• Pure Financial Advisors LLC does not offer tax or legal advice. Consult with your tax advisor or attorney regarding specific situations.

• Opinions expressed are subject to change without notice and are not intended as investment advice or to predict future performance.

• Investing involves risk including the potential loss of principal. No investment strategy can guarantee a profit or protect against loss in periods of declining values.

• All information is believed to be from reliable sources; however, we make no representation as to its completeness or accuracy.

• Intended for educational purposes only and are not intended as individualized advice or a guarantee that you will achieve a desired result. Before implementing any strategies discussed you should consult your tax and financial advisors.

CFP® – The CERTIFIED FINANCIAL PLANNER™ certification is by the Certified Financial Planner Board of Standards, Inc. To attain the right to use the CFP® designation, an individual must satisfactorily fulfill education, experience and ethics requirements as well as pass a comprehensive exam. Thirty hours of continuing education is required every two years to maintain the designation.

AIF® – Accredited Investment Fiduciary designation is administered by the Center for Fiduciary Studies fi360. To receive the AIF Designation, an individual must meet prerequisite criteria, complete a training program, and pass a comprehensive examination.
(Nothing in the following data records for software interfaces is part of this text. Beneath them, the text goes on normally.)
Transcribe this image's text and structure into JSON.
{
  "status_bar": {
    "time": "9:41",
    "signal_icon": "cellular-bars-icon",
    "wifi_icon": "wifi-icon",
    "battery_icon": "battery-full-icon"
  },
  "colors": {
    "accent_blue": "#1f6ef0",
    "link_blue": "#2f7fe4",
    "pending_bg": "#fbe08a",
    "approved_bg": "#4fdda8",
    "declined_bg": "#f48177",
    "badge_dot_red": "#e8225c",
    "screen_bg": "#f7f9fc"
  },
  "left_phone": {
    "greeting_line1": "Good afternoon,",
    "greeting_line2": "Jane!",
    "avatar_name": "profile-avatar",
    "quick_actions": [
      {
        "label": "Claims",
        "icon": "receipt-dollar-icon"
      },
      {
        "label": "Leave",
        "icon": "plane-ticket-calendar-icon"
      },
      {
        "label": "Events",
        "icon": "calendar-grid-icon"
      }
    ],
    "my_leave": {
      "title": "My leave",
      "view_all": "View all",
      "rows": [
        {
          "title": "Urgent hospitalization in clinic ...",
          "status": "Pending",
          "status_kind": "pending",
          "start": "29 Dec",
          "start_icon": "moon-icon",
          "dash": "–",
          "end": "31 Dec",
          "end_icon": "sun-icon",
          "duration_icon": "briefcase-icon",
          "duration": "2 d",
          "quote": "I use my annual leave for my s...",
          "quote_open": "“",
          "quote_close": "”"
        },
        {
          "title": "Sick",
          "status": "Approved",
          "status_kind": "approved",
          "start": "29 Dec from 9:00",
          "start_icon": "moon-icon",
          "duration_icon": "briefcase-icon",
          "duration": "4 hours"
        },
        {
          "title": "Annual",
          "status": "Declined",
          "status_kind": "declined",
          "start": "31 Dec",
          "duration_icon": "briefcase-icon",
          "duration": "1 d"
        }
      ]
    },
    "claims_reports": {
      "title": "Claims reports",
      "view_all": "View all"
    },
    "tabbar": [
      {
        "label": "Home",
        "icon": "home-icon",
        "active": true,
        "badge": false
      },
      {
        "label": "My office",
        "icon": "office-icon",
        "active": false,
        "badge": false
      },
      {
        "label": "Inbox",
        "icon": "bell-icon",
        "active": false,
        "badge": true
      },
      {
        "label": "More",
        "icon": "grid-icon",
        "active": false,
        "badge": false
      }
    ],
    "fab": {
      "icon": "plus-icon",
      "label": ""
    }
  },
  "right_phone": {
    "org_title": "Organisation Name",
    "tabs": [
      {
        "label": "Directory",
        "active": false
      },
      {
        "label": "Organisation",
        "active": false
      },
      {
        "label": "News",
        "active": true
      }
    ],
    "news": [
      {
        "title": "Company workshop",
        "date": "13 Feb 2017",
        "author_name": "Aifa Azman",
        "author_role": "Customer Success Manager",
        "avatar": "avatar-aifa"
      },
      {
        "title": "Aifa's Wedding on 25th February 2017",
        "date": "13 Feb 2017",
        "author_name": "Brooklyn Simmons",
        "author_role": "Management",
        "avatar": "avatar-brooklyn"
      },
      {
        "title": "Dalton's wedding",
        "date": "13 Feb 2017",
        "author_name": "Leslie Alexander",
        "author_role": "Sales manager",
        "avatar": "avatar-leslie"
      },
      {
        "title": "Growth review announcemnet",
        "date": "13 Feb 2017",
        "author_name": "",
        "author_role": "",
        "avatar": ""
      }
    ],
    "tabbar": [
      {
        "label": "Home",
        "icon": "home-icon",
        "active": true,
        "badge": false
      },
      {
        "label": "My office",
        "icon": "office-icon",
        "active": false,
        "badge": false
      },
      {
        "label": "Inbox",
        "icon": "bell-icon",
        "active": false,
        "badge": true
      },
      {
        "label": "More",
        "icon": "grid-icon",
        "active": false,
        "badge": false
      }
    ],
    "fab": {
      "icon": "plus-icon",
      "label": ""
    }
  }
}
Six hours of continuing education is required annually to maintain the designation.